» What to do
Going line by line through the listing, how many lines hold "Simple"? State nothing but the number.
(Available records Opens)
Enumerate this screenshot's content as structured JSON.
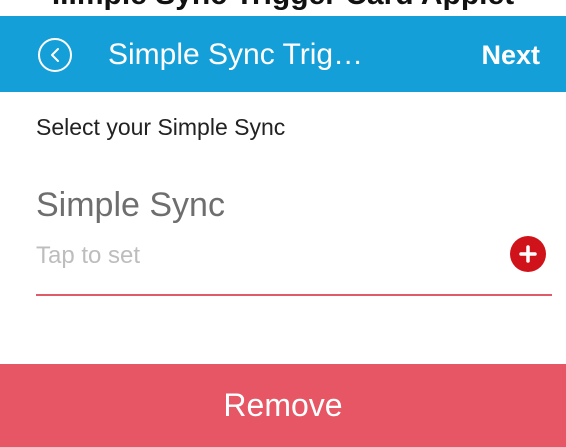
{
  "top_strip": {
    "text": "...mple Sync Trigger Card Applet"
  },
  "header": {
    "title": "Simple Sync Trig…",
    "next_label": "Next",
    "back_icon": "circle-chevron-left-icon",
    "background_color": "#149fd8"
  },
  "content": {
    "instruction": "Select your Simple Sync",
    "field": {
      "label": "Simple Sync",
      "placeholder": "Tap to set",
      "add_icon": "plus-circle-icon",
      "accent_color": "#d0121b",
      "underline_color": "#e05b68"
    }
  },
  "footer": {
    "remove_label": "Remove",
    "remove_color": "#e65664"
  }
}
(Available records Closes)
» Answer for this exercise
3